HBO's Woodstock '99 doc is a terrifying mirror of our present

Mike Schreiber

Depending on your age, Woodstock is either the best time of your life or a reminder of how insane the human species can be. And for some really sick people, it's both. We'll get to revisit that chaotic time and see how we really haven't come much further as a society in HBO Max's upcoming documentary Woodstock 99: Peace, Love, and Rage.

The documentary will feature interviews with Woodstock '99 organizers, people who attended the festival, and artists such as The Roots’ Tariq “Black Thought” Trotter, Moby, Korn’s Jonathan Davis, Jewel, and Creed’s Scott Stapp. It took the trailer twenty seconds before the infamous music festival was described by Moby the way you would describe a foreboding cataclysmic storm. From then on, the Woodstock 99: Peace, Love, and Rage trailer drops viewers into feces-lined hedonism. Sexual exploitation of women, exorbitant prices for water that border on extortion, and arson are all captured through VHS footage from above and as close as in the center of mosh pits. At one point, we see Moby innocuously walk off the stage at Woodstock as present-day Moby voiceover says "we need to leave right now." You don't necessarily get fearlessness from Moby's chill music, but an artist being seemingly terrified of a crowd is very alarming and very Woodstock '99.
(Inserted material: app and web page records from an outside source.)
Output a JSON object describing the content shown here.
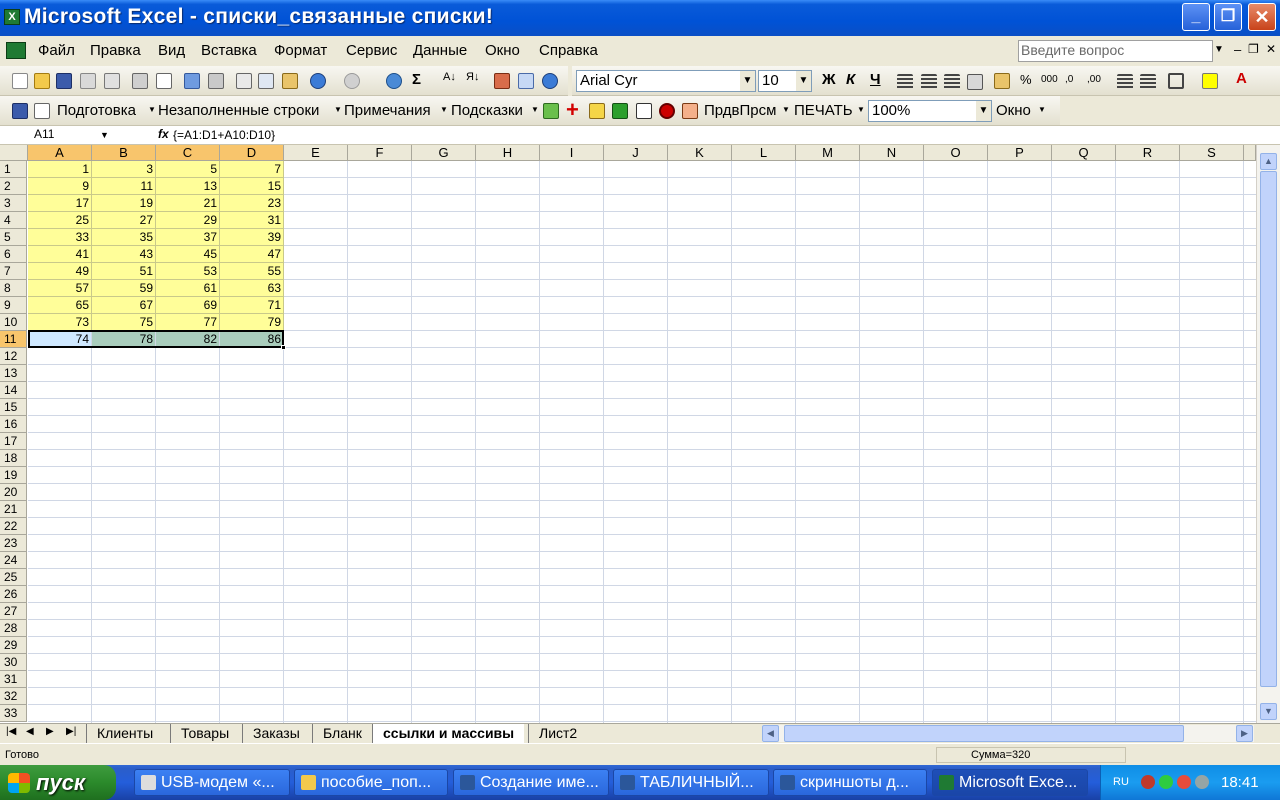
{
  "window": {
    "title": "Microsoft Excel - списки_связанные списки!",
    "app_icon_letter": "X"
  },
  "menu": {
    "items": [
      "Файл",
      "Правка",
      "Вид",
      "Вставка",
      "Формат",
      "Сервис",
      "Данные",
      "Окно",
      "Справка"
    ],
    "ask_placeholder": "Введите вопрос"
  },
  "format_toolbar": {
    "font_name": "Arial Cyr",
    "font_size": "10",
    "bold": "Ж",
    "italic": "К",
    "underline": "Ч"
  },
  "custom_toolbar": {
    "items": [
      "Подготовка",
      "Незаполненные строки",
      "Примечания",
      "Подсказки"
    ],
    "prdv": "ПрдвПрсм",
    "print": "ПЕЧАТЬ",
    "zoom": "100%",
    "window": "Окно"
  },
  "formula_bar": {
    "name_box": "A11",
    "fx": "fx",
    "formula": "{=A1:D1+A10:D10}"
  },
  "sheet": {
    "columns": [
      "A",
      "B",
      "C",
      "D",
      "E",
      "F",
      "G",
      "H",
      "I",
      "J",
      "K",
      "L",
      "M",
      "N",
      "O",
      "P",
      "Q",
      "R",
      "S"
    ],
    "rows": [
      "1",
      "2",
      "3",
      "4",
      "5",
      "6",
      "7",
      "8",
      "9",
      "10",
      "11",
      "12",
      "13",
      "14",
      "15",
      "16",
      "17",
      "18",
      "19",
      "20",
      "21",
      "22",
      "23",
      "24",
      "25",
      "26",
      "27",
      "28",
      "29",
      "30",
      "31",
      "32",
      "33"
    ],
    "data": [
      [
        1,
        3,
        5,
        7
      ],
      [
        9,
        11,
        13,
        15
      ],
      [
        17,
        19,
        21,
        23
      ],
      [
        25,
        27,
        29,
        31
      ],
      [
        33,
        35,
        37,
        39
      ],
      [
        41,
        43,
        45,
        47
      ],
      [
        49,
        51,
        53,
        55
      ],
      [
        57,
        59,
        61,
        63
      ],
      [
        65,
        67,
        69,
        71
      ],
      [
        73,
        75,
        77,
        79
      ],
      [
        74,
        78,
        82,
        86
      ]
    ],
    "selected_row": "11",
    "selected_columns": [
      "A",
      "B",
      "C",
      "D"
    ]
  },
  "tabs": [
    "Клиенты",
    "Товары",
    "Заказы",
    "Бланк",
    "ссылки и массивы",
    "Лист2"
  ],
  "active_tab": "ссылки и массивы",
  "status": {
    "ready": "Готово",
    "sum": "Сумма=320"
  },
  "taskbar": {
    "start": "пуск",
    "tasks": [
      "USB-модем «...",
      "пособие_поп...",
      "Создание име...",
      "ТАБЛИЧНЫЙ...",
      "скриншоты д...",
      "Microsoft Exce..."
    ],
    "lang": "RU",
    "clock": "18:41"
  },
  "colors": {
    "selection_header": "#f8c56c",
    "data_fill": "#fffe99",
    "result_fill": "#a9cdbc",
    "titlebar": "#0052d6"
  }
}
There is no one culprit for the festival's destructive mayhem. Instead, the trailer places the onus on the "dark energy" of young white males exacerbated by live music drawn from the same energy. It's that malicious energy New York Times critic Wesley Morris says in the trailer "wound up in chat rooms and Reddit boards in 2021." Rather than simply be a walk down memory lane, Woodstock '99: Peace, Love, and Rage appears to be a headfirst dive into how some of the worst parts of America in 2021 started two decades earlier at a three-day festival in upstate New York.
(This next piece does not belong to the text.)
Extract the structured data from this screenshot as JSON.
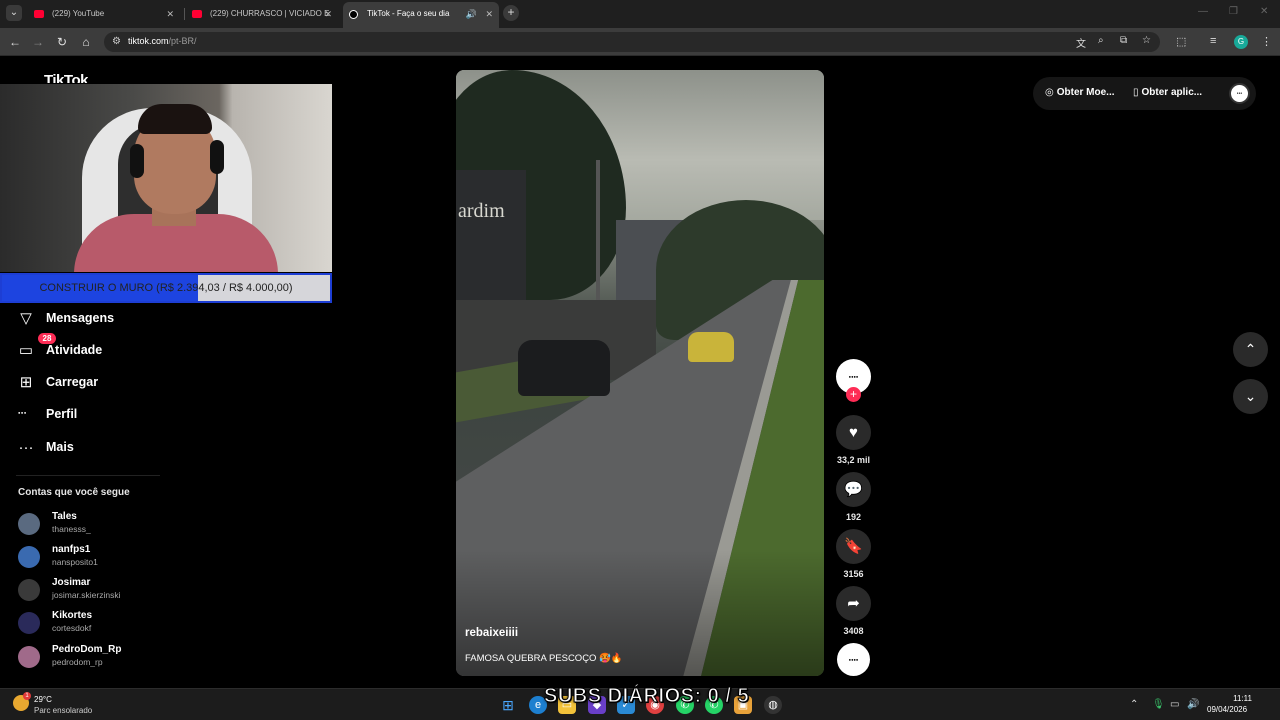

If you've ever heard any stories from Woodstock that don't involve how the late DMX commandeered a crowd the size of a football stadium, then the debauchery in the doc's trailer isn't surprising. A week after the festival, New York State Police were investigating four allegations of fans being raped at the festival, with one occurring in a mosh pit during Limp Bizkit's performance. David Schneider was a volunteer for the social service program Family of Woodstock at the festival, and described to MTV News watching a petite young woman go from crowd surfing to being pulled down into a mosh pit. "These gentlemen, probably in the 25–32 age range, looked as though they were holding her down. They were holding her arms; you could see she was struggling," Schneider said.

At one point, the crowd was so disrespectful, photographer Mike Schreiber remembers Flea from the Red Hot Chili Peppers demanding the men in the crowd to stop grabbing woman's breasts. He even remarks that a smirking white male at the festival holding a cardboard sign that read "SHOW ME YOUR TITS" reminded him of Supreme Court Justice Brett Kavanaugh. The dementedly horny crowd even told actress Rosie Perez to show them her breasts, proving they were monsters and hadn't seen Spike Lee's Do The Right Thing. The festival organizers not only didn't stop the lewdness, they encouraged it by posting topless photos of women at the festival on its website, which honestly should've made them culpable in any of the reported sexual assaults.

People aren't gleefully rolling around in feces from malfunctioning porta-potties, but music festivals have not progressed much from the depravity of Woodstock '99. A 2018 YouGov survey of 1,188 festival goers found that 43% of women under the age of 40 have faced unwanted sexual behavior at music festivals. One in six women surveyed by The Desert Sun told the publication they had been sexually harassed at either Coachella or Stagecoach music festivals, with the former often seen as the spiritual successor of Woodstock due to its large turnout and penchant for newsworthy performances.

Some of the lasting images of Woodstock '99 are large fires set and structures destroyed by riotous fans. It's hard to see that swarm of white males feeling entitled to express themselves however they see fit and not draw a direct parallel to the unmitigated arrogance of the insurrectionists who stormed the U.S. Capitol on January 6. The same way Korn's aggressive metal music tapped into a destructive energy within these white males at Woodstock '99, Donald Trump's anti-government rhetoric pierced any common sense those insurrectionists had and almost led to the murder and kidnapping of elected officials.

Woodstock 99: Peace, Love, and Rage is set to be released on HBO Max on July 23, but we've seen this movie play out before and someone needs to yell cut soon.